Throughout the week there have been opponents and proponents of the law all over television throughout the U.S. and commentators have been abuzz on the web. Friday morning I watched a three minute segment from Keith Olbermann and was overwhelmed by the way he just cut to the heart of the matter.
"[Gay marriage] won't destroy the democracy; it doesn't destroy the family; it strengthens the institution of marriage and its principal premise of fidelity; and it increases the number of people living in stable and loving homes. ... This is, corny as it seems, not about politics or religion or power or lobbying. It is about love. In a time of impermanence and fly-by-night relationships these people over here want the same chance at permanence and happiness that is already yours. They don’t want to deny you yours. They don’t want to take anything away from you. They want what you want: a chance to be a little less alone in the world. And your acceptance of their love turns out to be your own expression of love to your fellow human beings."It's true that in 2011, the idea of love and marriage has become a bit corny yet here I am newly remarried myself and tearful at the thought that some of my dearest friends might someday be able to wed as well, for better or worse. There is a lot to be cynical about if a person just goes about life with everyday sort of expectations. Greenhouse gas, violence and war throughout the Middle East, Africa, and almost everywhere else, AIDS, poverty, illiteracy, and the rise of celebrityhood as a proper profession, are all good examples. Yet, there are perhaps 10 good reasons for hope to replace each and every negative image and idea you can come up with, including Paris Hilton.

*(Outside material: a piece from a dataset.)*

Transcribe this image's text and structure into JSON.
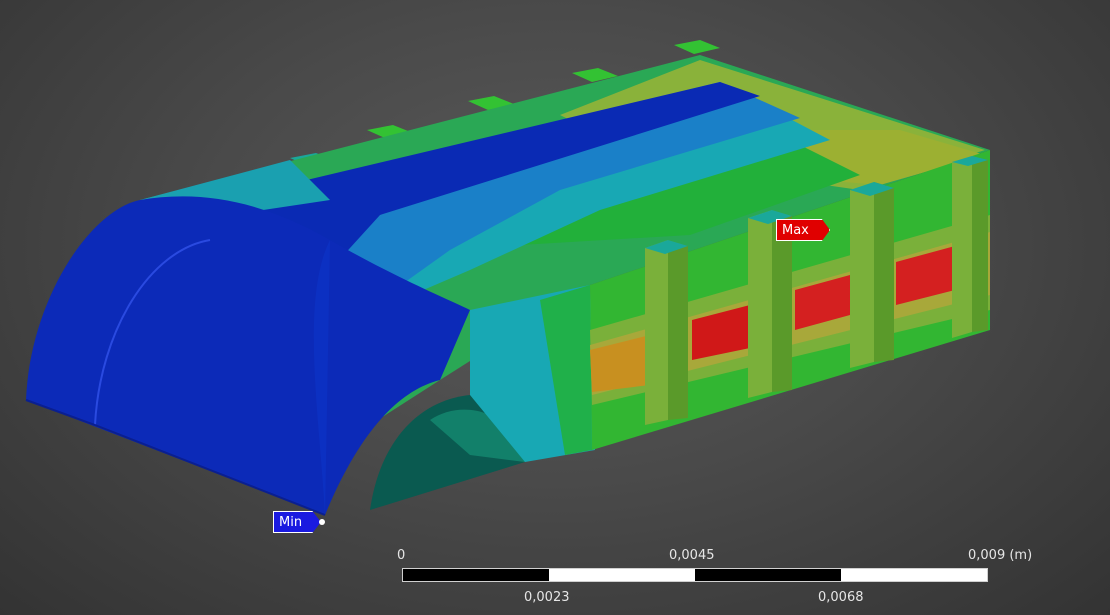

Most days I care for an assortment of adult patients with cancer. Many are older and simply interested in comfort, some are younger than I and hope for remission and the chance to dance with little girls at their grown up weddings, or see young boys become men themselves. Those that are most hopeful are usually the least self motivated of the patients I meet-motivated by their abiding love for others, rather than fear or selfishness for one more moment of their life. Their life is no longer about them, but about those they love.
To be sure they are enduring often brutal treatment for their health, but they are inspired by the love they give and receive. The kind of love that is exponential and grows stronger with each exchange. I remain grateful I have that kind of love in my life, from my children, my family and family of friends, and yes, my husband. That kind of love allows me to wake up and go forth to work in an emotionally draining and physically taxing job and come home to a messy house and hungry children, stinky turtles and shedding dog. To sleep at night, worry about bills and taxes, contemplate graduate school and professional writing, and what mark I might leave on the world.
CNN Sports Anchor Nick Charles died today at age 64 after a two year battle with bladder cancer. In one of his last interviews with Dr. Sanjay Gupta I was struck not by his gaunt appearance or loss of his trademark curly locks, but by his continued optimism and his committment to living a life based on looking forward and remaining positive in the face of terminal illness. "I wake up every morning expecting it to be a good day." Corny? Maybe, but living a life based on love and optimism is what really allows the world to keep moving forward.
Tonight I toast the people of New York who choose to be hopeful about the state of the world and the institution of marriage, despite all the negative and nasty the world can dish out. I'm grateful to be loved, grateful for the lump in my throat when I hold a new baby, hear a love song, hold my child close. Grateful to be one of the corny, sentimental fools who keep Hallmark in business. I know I'm not alone.